- What you have to do -
An unaltered copy of the listing below is required.

- Information provided -
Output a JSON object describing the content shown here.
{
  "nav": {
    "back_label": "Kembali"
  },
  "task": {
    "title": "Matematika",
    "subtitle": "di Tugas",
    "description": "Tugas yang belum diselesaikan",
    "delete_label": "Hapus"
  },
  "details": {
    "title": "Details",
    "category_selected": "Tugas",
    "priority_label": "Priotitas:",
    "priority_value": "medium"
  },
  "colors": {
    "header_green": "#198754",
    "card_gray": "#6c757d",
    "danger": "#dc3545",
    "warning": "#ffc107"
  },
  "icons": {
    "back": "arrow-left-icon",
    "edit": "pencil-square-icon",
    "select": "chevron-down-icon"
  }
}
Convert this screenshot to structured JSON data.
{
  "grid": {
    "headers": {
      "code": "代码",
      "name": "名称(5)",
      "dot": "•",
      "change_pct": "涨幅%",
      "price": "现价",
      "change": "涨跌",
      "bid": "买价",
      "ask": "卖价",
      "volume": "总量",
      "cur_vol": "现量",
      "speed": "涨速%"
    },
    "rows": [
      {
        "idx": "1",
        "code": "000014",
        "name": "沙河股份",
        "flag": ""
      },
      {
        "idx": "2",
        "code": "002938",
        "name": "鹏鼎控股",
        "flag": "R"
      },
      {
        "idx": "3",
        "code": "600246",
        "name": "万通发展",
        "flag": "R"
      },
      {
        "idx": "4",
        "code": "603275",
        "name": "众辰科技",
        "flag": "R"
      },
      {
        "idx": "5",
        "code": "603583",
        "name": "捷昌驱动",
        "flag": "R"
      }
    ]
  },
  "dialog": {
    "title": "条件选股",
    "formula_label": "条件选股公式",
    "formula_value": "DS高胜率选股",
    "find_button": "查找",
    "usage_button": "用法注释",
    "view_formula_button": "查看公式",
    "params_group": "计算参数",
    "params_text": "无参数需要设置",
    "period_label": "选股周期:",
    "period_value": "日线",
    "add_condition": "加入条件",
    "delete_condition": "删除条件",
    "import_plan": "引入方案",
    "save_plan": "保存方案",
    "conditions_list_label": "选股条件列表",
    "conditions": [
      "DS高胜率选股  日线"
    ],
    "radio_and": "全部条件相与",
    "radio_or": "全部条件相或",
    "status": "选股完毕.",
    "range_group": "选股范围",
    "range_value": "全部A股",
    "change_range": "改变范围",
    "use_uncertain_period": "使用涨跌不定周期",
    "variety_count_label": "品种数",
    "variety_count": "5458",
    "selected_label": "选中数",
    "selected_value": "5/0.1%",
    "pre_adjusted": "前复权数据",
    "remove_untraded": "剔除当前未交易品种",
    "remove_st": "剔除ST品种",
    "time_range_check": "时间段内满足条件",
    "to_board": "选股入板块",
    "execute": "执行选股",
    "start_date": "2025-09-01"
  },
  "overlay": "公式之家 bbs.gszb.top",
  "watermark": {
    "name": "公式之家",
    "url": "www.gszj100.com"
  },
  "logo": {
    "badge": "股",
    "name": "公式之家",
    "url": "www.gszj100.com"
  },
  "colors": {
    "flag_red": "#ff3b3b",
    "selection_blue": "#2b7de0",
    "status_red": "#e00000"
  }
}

- Final answer -
Output a JSON object describing the content shown here.
{
  "nav": {
    "back_label": "Kembali"
  },
  "task": {
    "title": "Matematika",
    "subtitle": "di Tugas",
    "description": "Tugas yang belum diselesaikan",
    "delete_label": "Hapus"
  },
  "details": {
    "title": "Details",
    "category_selected": "Tugas",
    "priority_label": "Priotitas:",
    "priority_value": "medium"
  },
  "colors": {
    "header_green": "#198754",
    "card_gray": "#6c757d",
    "danger": "#dc3545",
    "warning": "#ffc107"
  },
  "icons": {
    "back": "arrow-left-icon",
    "edit": "pencil-square-icon",
    "select": "chevron-down-icon"
  }
}
Convert this screenshot to structured JSON data.
{
  "grid": {
    "headers": {
      "code": "代码",
      "name": "名称(5)",
      "dot": "•",
      "change_pct": "涨幅%",
      "price": "现价",
      "change": "涨跌",
      "bid": "买价",
      "ask": "卖价",
      "volume": "总量",
      "cur_vol": "现量",
      "speed": "涨速%"
    },
    "rows": [
      {
        "idx": "1",
        "code": "000014",
        "name": "沙河股份",
        "flag": ""
      },
      {
        "idx": "2",
        "code": "002938",
        "name": "鹏鼎控股",
        "flag": "R"
      },
      {
        "idx": "3",
        "code": "600246",
        "name": "万通发展",
        "flag": "R"
      },
      {
        "idx": "4",
        "code": "603275",
        "name": "众辰科技",
        "flag": "R"
      },
      {
        "idx": "5",
        "code": "603583",
        "name": "捷昌驱动",
        "flag": "R"
      }
    ]
  },
  "dialog": {
    "title": "条件选股",
    "formula_label": "条件选股公式",
    "formula_value": "DS高胜率选股",
    "find_button": "查找",
    "usage_button": "用法注释",
    "view_formula_button": "查看公式",
    "params_group": "计算参数",
    "params_text": "无参数需要设置",
    "period_label": "选股周期:",
    "period_value": "日线",
    "add_condition": "加入条件",
    "delete_condition": "删除条件",
    "import_plan": "引入方案",
    "save_plan": "保存方案",
    "conditions_list_label": "选股条件列表",
    "conditions": [
      "DS高胜率选股  日线"
    ],
    "radio_and": "全部条件相与",
    "radio_or": "全部条件相或",
    "status": "选股完毕.",
    "range_group": "选股范围",
    "range_value": "全部A股",
    "change_range": "改变范围",
    "use_uncertain_period": "使用涨跌不定周期",
    "variety_count_label": "品种数",
    "variety_count": "5458",
    "selected_label": "选中数",
    "selected_value": "5/0.1%",
    "pre_adjusted": "前复权数据",
    "remove_untraded": "剔除当前未交易品种",
    "remove_st": "剔除ST品种",
    "time_range_check": "时间段内满足条件",
    "to_board": "选股入板块",
    "execute": "执行选股",
    "start_date": "2025-09-01"
  },
  "overlay": "公式之家 bbs.gszb.top",
  "watermark": {
    "name": "公式之家",
    "url": "www.gszj100.com"
  },
  "logo": {
    "badge": "股",
    "name": "公式之家",
    "url": "www.gszj100.com"
  },
  "colors": {
    "flag_red": "#ff3b3b",
    "selection_blue": "#2b7de0",
    "status_red": "#e00000"
  }
}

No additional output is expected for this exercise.